[Dataset rows for apps and sites]
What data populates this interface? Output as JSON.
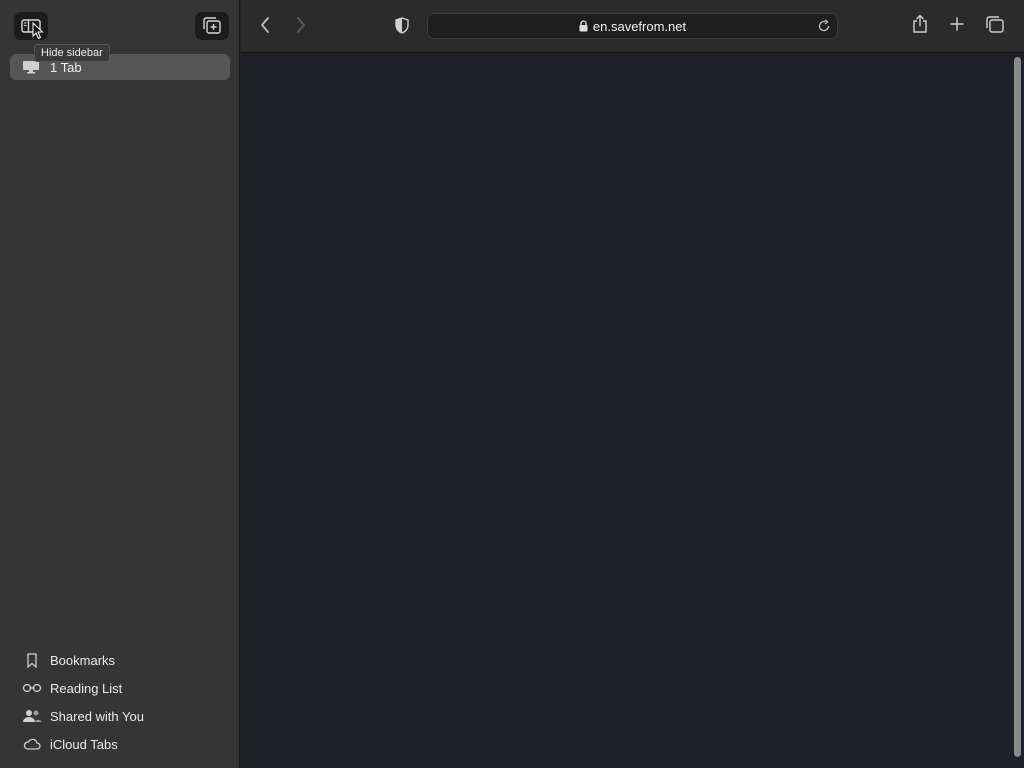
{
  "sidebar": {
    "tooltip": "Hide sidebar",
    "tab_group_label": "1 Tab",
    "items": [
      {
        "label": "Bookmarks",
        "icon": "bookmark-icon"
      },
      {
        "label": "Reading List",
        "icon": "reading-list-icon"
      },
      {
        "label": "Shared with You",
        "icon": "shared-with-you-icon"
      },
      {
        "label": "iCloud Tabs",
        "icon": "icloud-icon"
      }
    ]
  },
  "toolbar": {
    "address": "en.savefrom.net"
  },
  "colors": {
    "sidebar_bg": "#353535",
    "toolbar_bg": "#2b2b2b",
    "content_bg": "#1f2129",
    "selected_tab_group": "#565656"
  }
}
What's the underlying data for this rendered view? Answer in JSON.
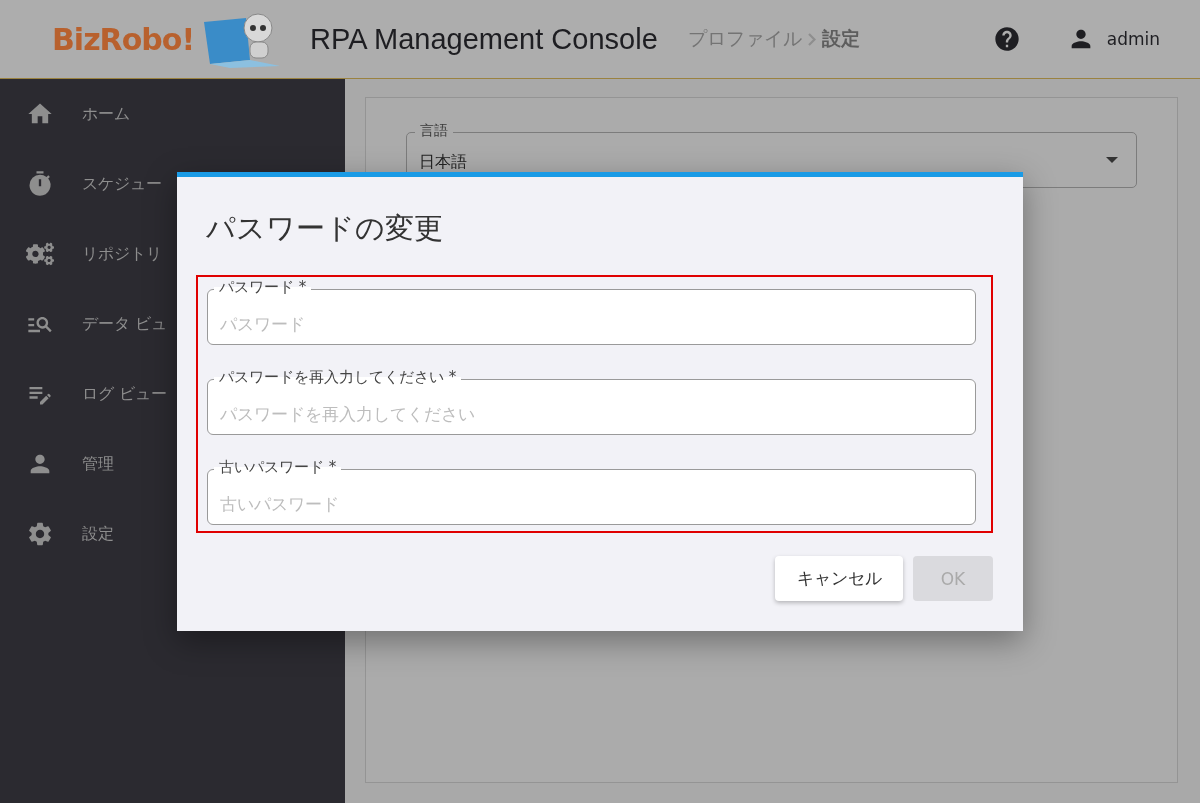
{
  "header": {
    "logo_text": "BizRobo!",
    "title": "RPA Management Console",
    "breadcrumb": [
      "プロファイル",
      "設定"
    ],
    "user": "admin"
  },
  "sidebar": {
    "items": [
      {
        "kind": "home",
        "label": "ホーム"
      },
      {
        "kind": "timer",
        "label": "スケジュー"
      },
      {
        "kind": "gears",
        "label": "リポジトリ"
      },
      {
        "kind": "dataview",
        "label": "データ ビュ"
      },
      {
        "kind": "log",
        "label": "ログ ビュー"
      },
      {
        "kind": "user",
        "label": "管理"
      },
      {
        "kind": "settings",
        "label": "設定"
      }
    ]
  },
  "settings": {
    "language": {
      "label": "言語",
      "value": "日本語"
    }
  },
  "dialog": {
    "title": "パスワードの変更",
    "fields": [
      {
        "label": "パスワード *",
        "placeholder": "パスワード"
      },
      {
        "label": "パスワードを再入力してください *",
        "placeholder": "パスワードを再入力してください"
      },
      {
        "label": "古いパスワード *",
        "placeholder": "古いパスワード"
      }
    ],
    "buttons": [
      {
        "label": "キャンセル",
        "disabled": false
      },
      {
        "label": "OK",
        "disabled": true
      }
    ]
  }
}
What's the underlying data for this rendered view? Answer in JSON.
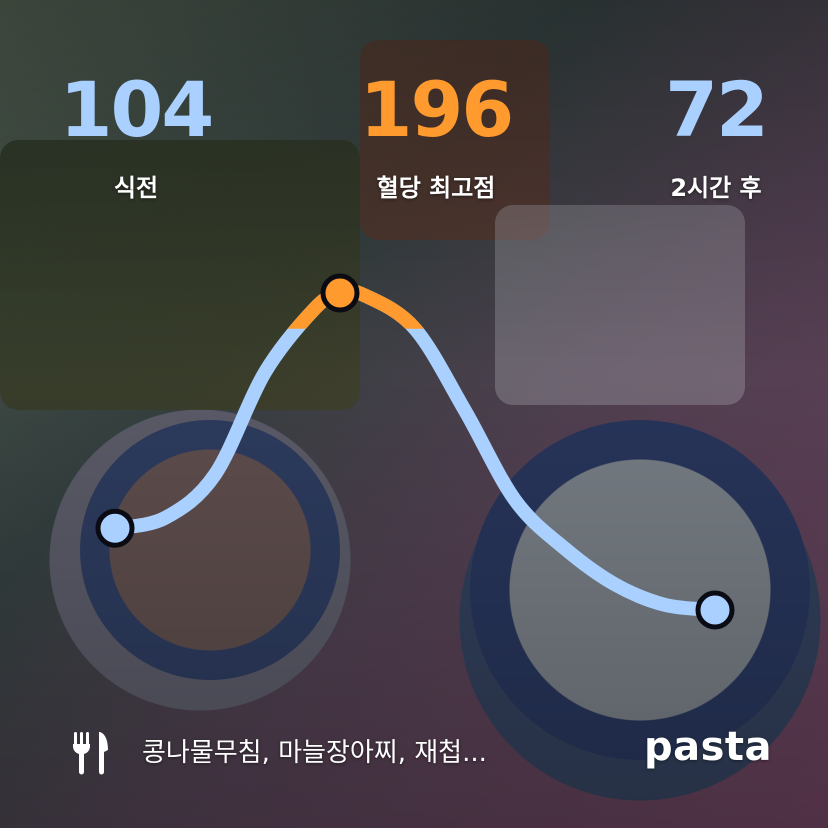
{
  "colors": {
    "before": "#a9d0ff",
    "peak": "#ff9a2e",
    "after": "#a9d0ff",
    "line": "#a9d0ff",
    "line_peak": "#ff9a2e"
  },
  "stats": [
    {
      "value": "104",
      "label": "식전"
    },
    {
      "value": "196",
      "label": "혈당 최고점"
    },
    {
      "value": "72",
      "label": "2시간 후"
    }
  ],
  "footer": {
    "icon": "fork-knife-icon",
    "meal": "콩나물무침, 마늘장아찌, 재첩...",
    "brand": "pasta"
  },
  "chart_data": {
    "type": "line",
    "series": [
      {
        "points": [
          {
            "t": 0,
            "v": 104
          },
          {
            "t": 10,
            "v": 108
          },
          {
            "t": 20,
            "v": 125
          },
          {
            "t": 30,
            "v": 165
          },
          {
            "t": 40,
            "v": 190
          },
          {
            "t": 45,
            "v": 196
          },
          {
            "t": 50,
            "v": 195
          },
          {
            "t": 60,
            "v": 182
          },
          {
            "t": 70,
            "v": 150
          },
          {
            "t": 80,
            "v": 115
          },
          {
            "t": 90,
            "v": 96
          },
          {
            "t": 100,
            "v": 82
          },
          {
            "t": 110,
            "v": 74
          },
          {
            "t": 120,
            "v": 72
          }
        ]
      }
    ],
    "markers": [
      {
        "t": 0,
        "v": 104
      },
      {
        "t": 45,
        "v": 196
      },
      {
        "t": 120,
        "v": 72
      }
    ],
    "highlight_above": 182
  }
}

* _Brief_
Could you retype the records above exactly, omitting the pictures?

* _Written response_
What data populates this interface? Output as JSON.
{
  "sidebar": {
    "tooltip": "Hide sidebar",
    "tab_group_label": "1 Tab",
    "items": [
      {
        "label": "Bookmarks",
        "icon": "bookmark-icon"
      },
      {
        "label": "Reading List",
        "icon": "reading-list-icon"
      },
      {
        "label": "Shared with You",
        "icon": "shared-with-you-icon"
      },
      {
        "label": "iCloud Tabs",
        "icon": "icloud-icon"
      }
    ]
  },
  "toolbar": {
    "address": "en.savefrom.net"
  },
  "colors": {
    "sidebar_bg": "#353535",
    "toolbar_bg": "#2b2b2b",
    "content_bg": "#1f2129",
    "selected_tab_group": "#565656"
  }
}
What's the underlying data for this rendered view? Answer in JSON.
{
  "header": {
    "logo_text": "BizRobo!",
    "title": "RPA Management Console",
    "breadcrumb": [
      "プロファイル",
      "設定"
    ],
    "user": "admin"
  },
  "sidebar": {
    "items": [
      {
        "kind": "home",
        "label": "ホーム"
      },
      {
        "kind": "timer",
        "label": "スケジュー"
      },
      {
        "kind": "gears",
        "label": "リポジトリ"
      },
      {
        "kind": "dataview",
        "label": "データ ビュ"
      },
      {
        "kind": "log",
        "label": "ログ ビュー"
      },
      {
        "kind": "user",
        "label": "管理"
      },
      {
        "kind": "settings",
        "label": "設定"
      }
    ]
  },
  "settings": {
    "language": {
      "label": "言語",
      "value": "日本語"
    }
  },
  "dialog": {
    "title": "パスワードの変更",
    "fields": [
      {
        "label": "パスワード *",
        "placeholder": "パスワード"
      },
      {
        "label": "パスワードを再入力してください *",
        "placeholder": "パスワードを再入力してください"
      },
      {
        "label": "古いパスワード *",
        "placeholder": "古いパスワード"
      }
    ],
    "buttons": [
      {
        "label": "キャンセル",
        "disabled": false
      },
      {
        "label": "OK",
        "disabled": true
      }
    ]
  }
}
What's the underlying data for this rendered view? Answer in JSON.
{
  "colors": {
    "before": "#a9d0ff",
    "peak": "#ff9a2e",
    "after": "#a9d0ff",
    "line": "#a9d0ff",
    "line_peak": "#ff9a2e"
  },
  "stats": [
    {
      "value": "104",
      "label": "식전"
    },
    {
      "value": "196",
      "label": "혈당 최고점"
    },
    {
      "value": "72",
      "label": "2시간 후"
    }
  ],
  "footer": {
    "icon": "fork-knife-icon",
    "meal": "콩나물무침, 마늘장아찌, 재첩...",
    "brand": "pasta"
  },
  "chart_data": {
    "type": "line",
    "series": [
      {
        "points": [
          {
            "t": 0,
            "v": 104
          },
          {
            "t": 10,
            "v": 108
          },
          {
            "t": 20,
            "v": 125
          },
          {
            "t": 30,
            "v": 165
          },
          {
            "t": 40,
            "v": 190
          },
          {
            "t": 45,
            "v": 196
          },
          {
            "t": 50,
            "v": 195
          },
          {
            "t": 60,
            "v": 182
          },
          {
            "t": 70,
            "v": 150
          },
          {
            "t": 80,
            "v": 115
          },
          {
            "t": 90,
            "v": 96
          },
          {
            "t": 100,
            "v": 82
          },
          {
            "t": 110,
            "v": 74
          },
          {
            "t": 120,
            "v": 72
          }
        ]
      }
    ],
    "markers": [
      {
        "t": 0,
        "v": 104
      },
      {
        "t": 45,
        "v": 196
      },
      {
        "t": 120,
        "v": 72
      }
    ],
    "highlight_above": 182
  }
}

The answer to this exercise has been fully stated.